_Task_
Scan the entries below for the word "Manager". Copy each line that has it.

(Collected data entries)
___
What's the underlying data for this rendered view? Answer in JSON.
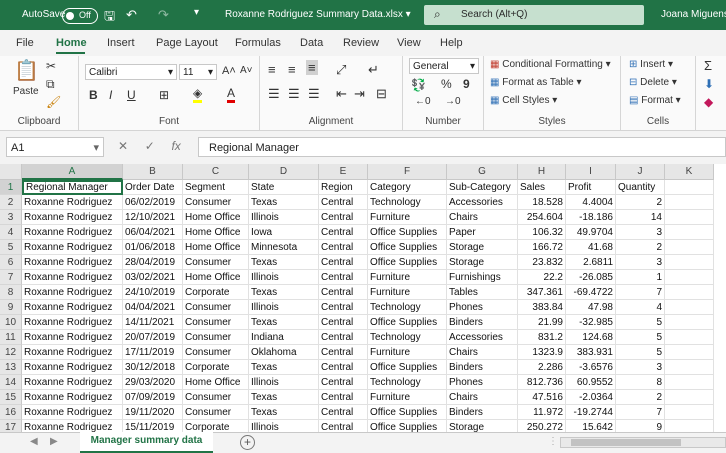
{
  "titlebar": {
    "autosave_label": "AutoSave",
    "autosave_state": "Off",
    "document_title": "Roxanne Rodriguez Summary Data.xlsx",
    "search_placeholder": "Search (Alt+Q)",
    "user_name": "Joana Miguens"
  },
  "ribbon_tabs": [
    "File",
    "Home",
    "Insert",
    "Page Layout",
    "Formulas",
    "Data",
    "Review",
    "View",
    "Help"
  ],
  "ribbon": {
    "clipboard": {
      "label": "Clipboard",
      "paste": "Paste"
    },
    "font": {
      "label": "Font",
      "name": "Calibri",
      "size": "11",
      "grow": "A˄",
      "shrink": "A˅",
      "bold": "B",
      "italic": "I",
      "underline": "U"
    },
    "alignment": {
      "label": "Alignment"
    },
    "number": {
      "label": "Number",
      "format": "General",
      "percent": "%",
      "comma": "9"
    },
    "styles": {
      "label": "Styles",
      "conditional": "Conditional Formatting",
      "format_table": "Format as Table",
      "cell_styles": "Cell Styles"
    },
    "cells": {
      "label": "Cells",
      "insert": "Insert",
      "delete": "Delete",
      "format": "Format"
    }
  },
  "formula_bar": {
    "cell_ref": "A1",
    "content": "Regional Manager"
  },
  "columns": [
    "A",
    "B",
    "C",
    "D",
    "E",
    "F",
    "G",
    "H",
    "I",
    "J",
    "K"
  ],
  "rows": [
    [
      "Regional Manager",
      "Order Date",
      "Segment",
      "State",
      "Region",
      "Category",
      "Sub-Category",
      "Sales",
      "Profit",
      "Quantity",
      ""
    ],
    [
      "Roxanne Rodriguez",
      "06/02/2019",
      "Consumer",
      "Texas",
      "Central",
      "Technology",
      "Accessories",
      "18.528",
      "4.4004",
      "2",
      ""
    ],
    [
      "Roxanne Rodriguez",
      "12/10/2021",
      "Home Office",
      "Illinois",
      "Central",
      "Furniture",
      "Chairs",
      "254.604",
      "-18.186",
      "14",
      ""
    ],
    [
      "Roxanne Rodriguez",
      "06/04/2021",
      "Home Office",
      "Iowa",
      "Central",
      "Office Supplies",
      "Paper",
      "106.32",
      "49.9704",
      "3",
      ""
    ],
    [
      "Roxanne Rodriguez",
      "01/06/2018",
      "Home Office",
      "Minnesota",
      "Central",
      "Office Supplies",
      "Storage",
      "166.72",
      "41.68",
      "2",
      ""
    ],
    [
      "Roxanne Rodriguez",
      "28/04/2019",
      "Consumer",
      "Texas",
      "Central",
      "Office Supplies",
      "Storage",
      "23.832",
      "2.6811",
      "3",
      ""
    ],
    [
      "Roxanne Rodriguez",
      "03/02/2021",
      "Home Office",
      "Illinois",
      "Central",
      "Furniture",
      "Furnishings",
      "22.2",
      "-26.085",
      "1",
      ""
    ],
    [
      "Roxanne Rodriguez",
      "24/10/2019",
      "Corporate",
      "Texas",
      "Central",
      "Furniture",
      "Tables",
      "347.361",
      "-69.4722",
      "7",
      ""
    ],
    [
      "Roxanne Rodriguez",
      "04/04/2021",
      "Consumer",
      "Illinois",
      "Central",
      "Technology",
      "Phones",
      "383.84",
      "47.98",
      "4",
      ""
    ],
    [
      "Roxanne Rodriguez",
      "14/11/2021",
      "Consumer",
      "Texas",
      "Central",
      "Office Supplies",
      "Binders",
      "21.99",
      "-32.985",
      "5",
      ""
    ],
    [
      "Roxanne Rodriguez",
      "20/07/2019",
      "Consumer",
      "Indiana",
      "Central",
      "Technology",
      "Accessories",
      "831.2",
      "124.68",
      "5",
      ""
    ],
    [
      "Roxanne Rodriguez",
      "17/11/2019",
      "Consumer",
      "Oklahoma",
      "Central",
      "Furniture",
      "Chairs",
      "1323.9",
      "383.931",
      "5",
      ""
    ],
    [
      "Roxanne Rodriguez",
      "30/12/2018",
      "Corporate",
      "Texas",
      "Central",
      "Office Supplies",
      "Binders",
      "2.286",
      "-3.6576",
      "3",
      ""
    ],
    [
      "Roxanne Rodriguez",
      "29/03/2020",
      "Home Office",
      "Illinois",
      "Central",
      "Technology",
      "Phones",
      "812.736",
      "60.9552",
      "8",
      ""
    ],
    [
      "Roxanne Rodriguez",
      "07/09/2019",
      "Consumer",
      "Texas",
      "Central",
      "Furniture",
      "Chairs",
      "47.516",
      "-2.0364",
      "2",
      ""
    ],
    [
      "Roxanne Rodriguez",
      "19/11/2020",
      "Consumer",
      "Texas",
      "Central",
      "Office Supplies",
      "Binders",
      "11.972",
      "-19.2744",
      "7",
      ""
    ],
    [
      "Roxanne Rodriguez",
      "15/11/2019",
      "Corporate",
      "Illinois",
      "Central",
      "Office Supplies",
      "Storage",
      "250.272",
      "15.642",
      "9",
      ""
    ]
  ],
  "sheet_tab": "Manager summary data",
  "colors": {
    "accent": "#217346",
    "titlebar": "#217346"
  },
  "icons": [
    "save-icon",
    "undo-icon",
    "redo-icon",
    "search-icon",
    "paste-icon",
    "cut-icon",
    "copy-icon",
    "format-painter-icon"
  ]
}
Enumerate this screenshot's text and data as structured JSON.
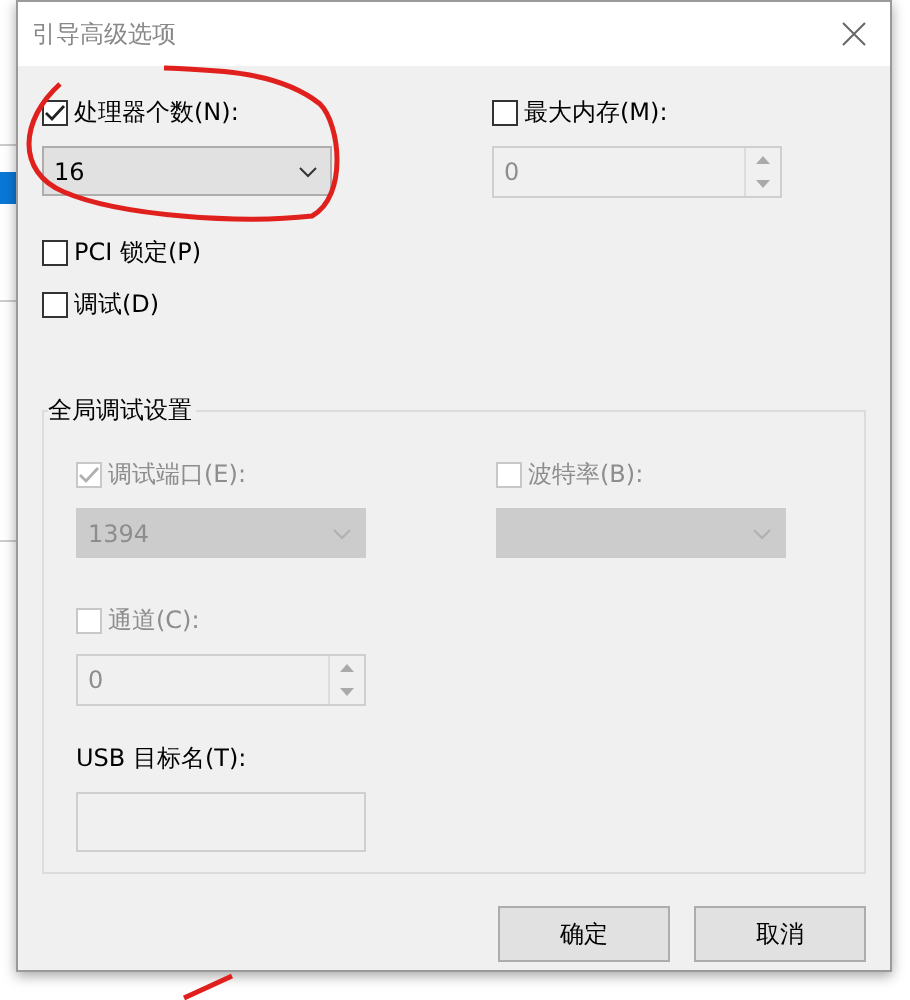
{
  "window": {
    "title": "引导高级选项"
  },
  "processor_count": {
    "label": "处理器个数(N):",
    "checked": true,
    "value": "16"
  },
  "max_memory": {
    "label": "最大内存(M):",
    "checked": false,
    "value": "0",
    "disabled": true
  },
  "checkboxes": [
    {
      "label": "PCI 锁定(P)",
      "checked": false
    },
    {
      "label": "调试(D)",
      "checked": false
    }
  ],
  "global_debug": {
    "title": "全局调试设置",
    "debug_port": {
      "label": "调试端口(E):",
      "checked": true,
      "disabled": true,
      "value": "1394"
    },
    "baud_rate": {
      "label": "波特率(B):",
      "checked": false,
      "disabled": true
    },
    "channel": {
      "label": "通道(C):",
      "checked": false,
      "disabled": true,
      "value": "0"
    },
    "usb_target": {
      "label": "USB 目标名(T):",
      "disabled": true
    }
  },
  "buttons": [
    {
      "label": "确定"
    },
    {
      "label": "取消"
    }
  ]
}
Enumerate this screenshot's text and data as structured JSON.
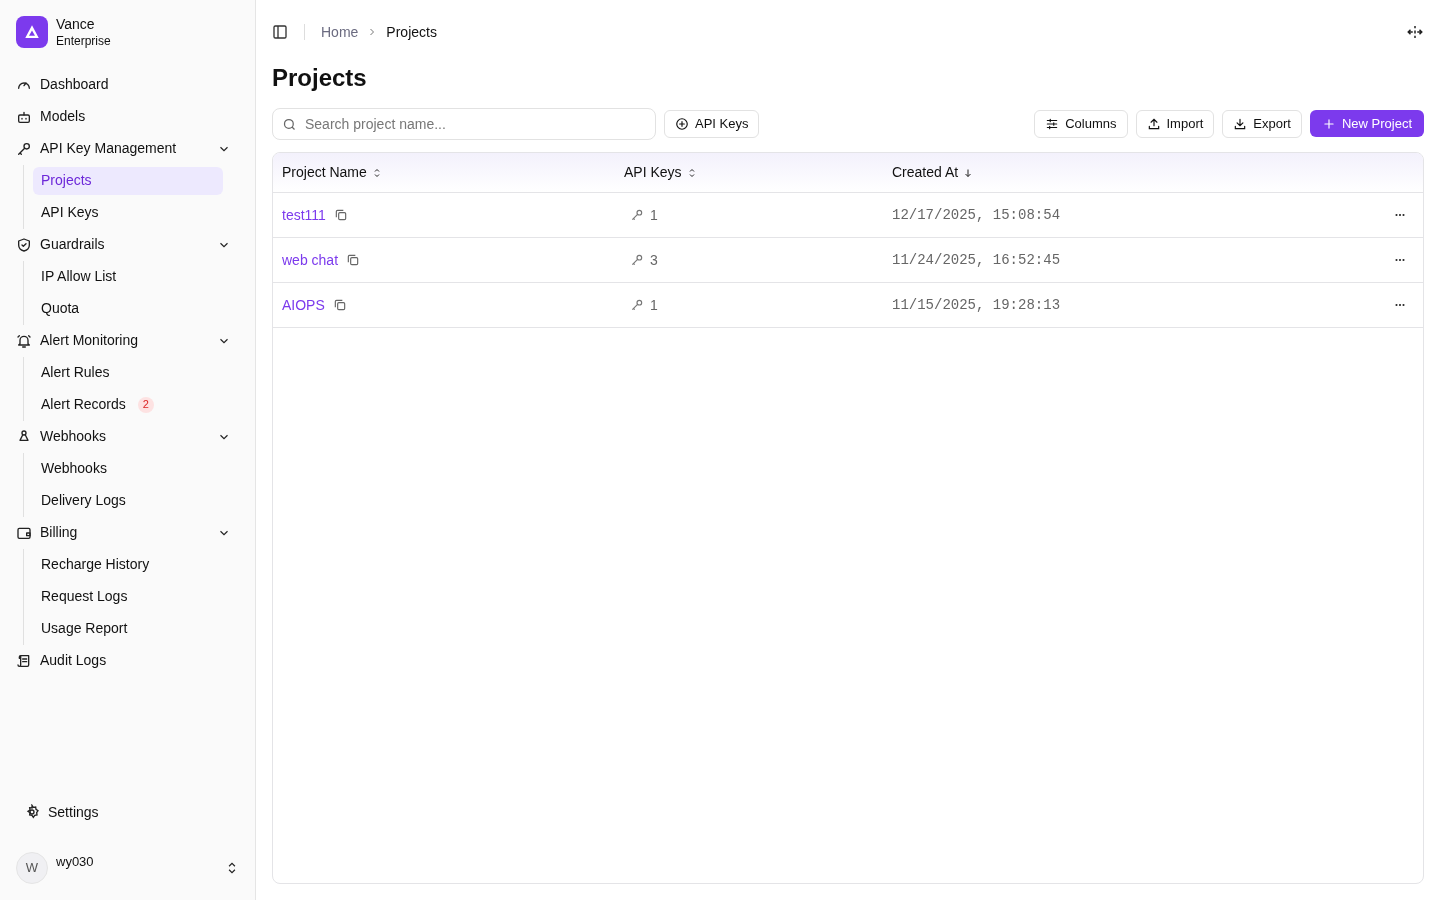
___
_Output_
    "content": "Regional Manager"
      "Regional Manager",
  "sheet_tab": "Manager summary data",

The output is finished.